Klaviyo decided from day one to offer reporting that went above and beyond the traditional email metrics everyone else in their space was using: they showed customers down to the penny how much money they made from email. This meant building attribution algorithms into their software, which they knew people were looking for. After that, the sales process became a no brainer. “Proving ROI was ridiculously easy,” says Hallen. “We charged on a monthly basis, so we could say to prospective customers, ‘If you pay us money, we’ll help you make more money on the backend. What do you have to lose?’.”

You Don’t Need Eight (Or Eighty!) People to Experiment

The early days of a startup are often marked by fitful experimentation to find the right path. This should be done with as small a team as possible. One or two people should be able to figure out what the company should be doing, before hiring a team.

Make a Million Dollars Before You Hire Employee #1

Photo: VentureFizz

Despite figuring out a formula that worked, Hallen and Bialecki didn’t let sales go to their head. They waited until they were on a million dollar run rate before hiring anyone else. That meant handling everything themselves and constantly looking for opportunities to automate: sales, development, and the customer support tickets that would fill their inboxes overnight. “If you start by doing everything yourself it’s easy to imagine doing more yourself,” says Hallen. Handling customer support themselves was particularly valuable. “Many of our best insights came from talking or working directly with customers,” according to Bialecki. “We probably would’ve been slower to realize what people wanted if we weren’t answering support emails and phone calls every day.”

Hire People That Amaze You

If you follow the formula Bialecki and Hallen have outlined, you will — without a doubt — feel like you’ve waited too long to begin hiring. “Our business was growing so quickly we couldn’t keep up,” says Hallen. The company went from hiring its first employee in 2014 to its current state of 80 employees and growing in less than three years. But the worst thing to do when you realize you’re behind on hiring is to lower your bar, even subconsciously. You should expect the same passion and drive in your employees that you have yourself as a founder. “When hiring, never settle.
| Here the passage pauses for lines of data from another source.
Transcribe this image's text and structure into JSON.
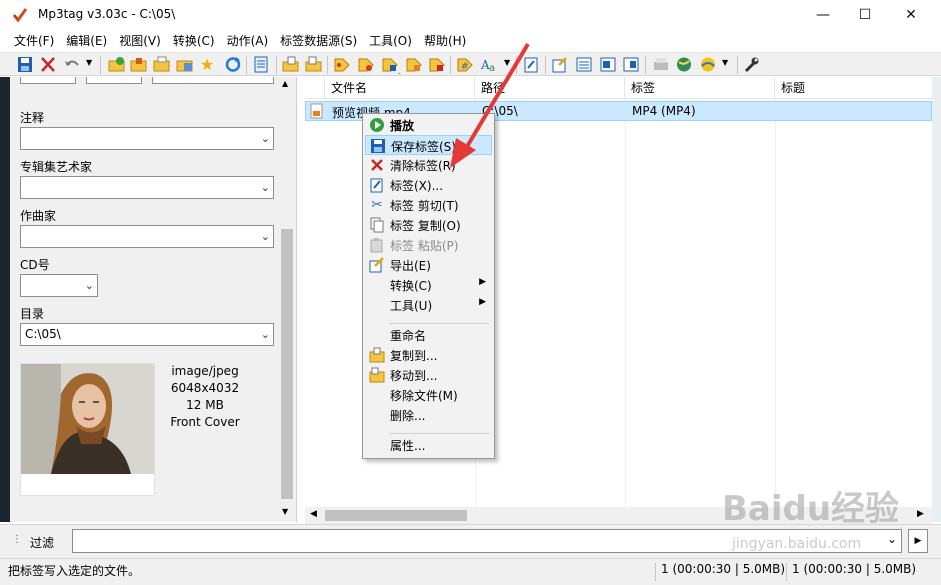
{
  "window": {
    "title": "Mp3tag v3.03c  -  C:\\05\\"
  },
  "menubar": {
    "items": [
      "文件(F)",
      "编辑(E)",
      "视图(V)",
      "转换(C)",
      "动作(A)",
      "标签数据源(S)",
      "工具(O)",
      "帮助(H)"
    ]
  },
  "left_panel": {
    "fields": [
      {
        "label": "注释",
        "value": ""
      },
      {
        "label": "专辑集艺术家",
        "value": ""
      },
      {
        "label": "作曲家",
        "value": ""
      },
      {
        "label": "CD号",
        "value": ""
      },
      {
        "label": "目录",
        "value": "C:\\05\\"
      }
    ],
    "cover": {
      "mime": "image/jpeg",
      "dimensions": "6048x4032",
      "size": "12 MB",
      "type": "Front Cover"
    }
  },
  "file_list": {
    "columns": [
      "文件名",
      "路径",
      "标签",
      "标题"
    ],
    "rows": [
      {
        "filename": "预览视频.mp4",
        "path": "C:\\05\\",
        "tag": "MP4 (MP4)",
        "title": ""
      }
    ]
  },
  "context_menu": {
    "items": [
      {
        "label": "播放",
        "icon": "play-icon"
      },
      {
        "label": "保存标签(S)",
        "icon": "save-icon"
      },
      {
        "label": "清除标签(R)",
        "icon": "delete-icon"
      },
      {
        "label": "标签(X)...",
        "icon": "tag-edit-icon"
      },
      {
        "label": "标签 剪切(T)",
        "icon": "scissors-icon"
      },
      {
        "label": "标签 复制(O)",
        "icon": "copy-icon"
      },
      {
        "label": "标签 粘贴(P)",
        "icon": "paste-icon"
      },
      {
        "label": "导出(E)",
        "icon": "export-icon"
      },
      {
        "label": "转换(C)",
        "icon": ""
      },
      {
        "label": "工具(U)",
        "icon": ""
      },
      {
        "label": "重命名",
        "icon": ""
      },
      {
        "label": "复制到...",
        "icon": "folder-copy-icon"
      },
      {
        "label": "移动到...",
        "icon": "folder-move-icon"
      },
      {
        "label": "移除文件(M)",
        "icon": ""
      },
      {
        "label": "删除...",
        "icon": ""
      },
      {
        "label": "属性...",
        "icon": ""
      }
    ]
  },
  "filter": {
    "label": "过滤",
    "value": ""
  },
  "statusbar": {
    "message": "把标签写入选定的文件。",
    "selection": "1 (00:00:30 | 5.0MB)",
    "total": "1 (00:00:30 | 5.0MB)"
  },
  "watermark": {
    "text": "Baidu经验",
    "url": "jingyan.baidu.com"
  },
  "colors": {
    "selection": "#cce8ff",
    "selection_border": "#99d1ff",
    "arrow": "#e53935"
  }
}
Only hire people who will be as passionate as you,” advises Bialecki. “They’ll never let you down.”

The Bad Side of Bootstrapping
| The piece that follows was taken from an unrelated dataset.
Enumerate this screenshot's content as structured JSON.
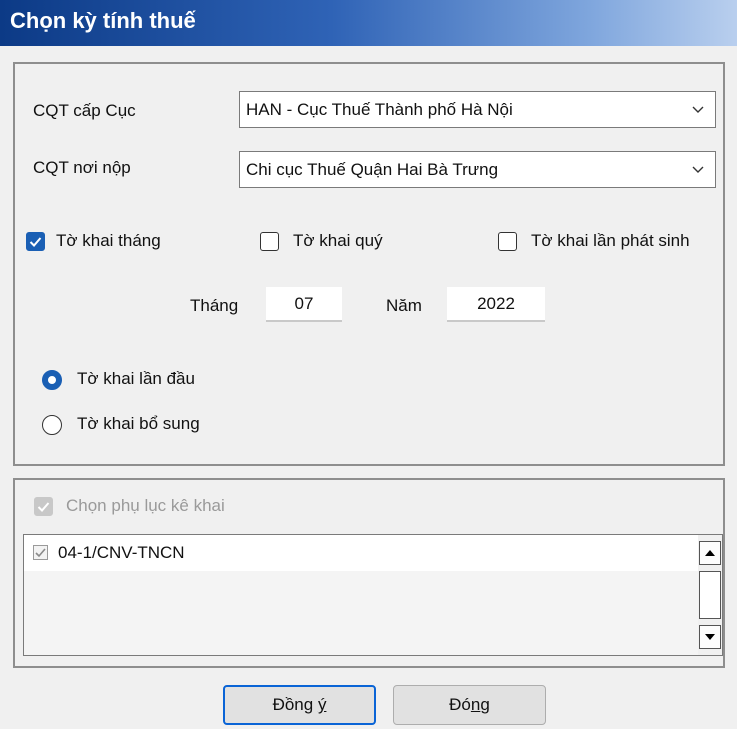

The Klaviyo story seems like a storybook startup, but Hallen would make some decisions differently the next time around. As of this writing, Google returns two stories on the company, one in VentureBeat and a local tech website, both related to the $1.5M in seed funding the company raised in August of 2015. Lack of PR hasn’t hurt the company in terms of sales, but when you’re succeeding and trying to hire dozens of employees simultaneously, it makes life harder. “I loved our focus early on, but I wish we’d a bit more time to talking to people in Boston so we didn’t have to introduce people to Klaviyo cold when we started hiring,” says Bialecki. Neither he nor Hallen would trade off their relentless focus on product and customers in the early days for a more well-known brand today, but they both acknowledge that it can make recruiting more challenging.

Beyond branding, bootstrapping can lead to some close encounters of the furry kind. The company started in the Beehive, an underground co-working space sponsored by MIT in 2012–2013. Once they outgrew those digs they moved into the cheapest spot in Boston, which surprisingly turned out to be an office right off Boston Common. While it had an advantageous address, they also attracted some nocturnal visitors. A jar of almond butter lured in a family of raccoons who broke into the office one night. These days they are in nicer office space — no raccoons allowed.

The Bottom Line: Be Relentless in Your Focus

Entrepreneurs need to be focused on solving a problem. This advice sounds trite, but Hallen says if you’re not solving a real problem, for lots of customers, repeatedly, anything else is a waste of time. That includes going to startup meetups and pitching VCs. “We didn’t do any incorporation paperwork until we had sales,” says Hallen. “When we signed our first customer we said let’s go figure this out.” The lesson learned? Focus on creating a great product that solves a real problem first, and the business will follow.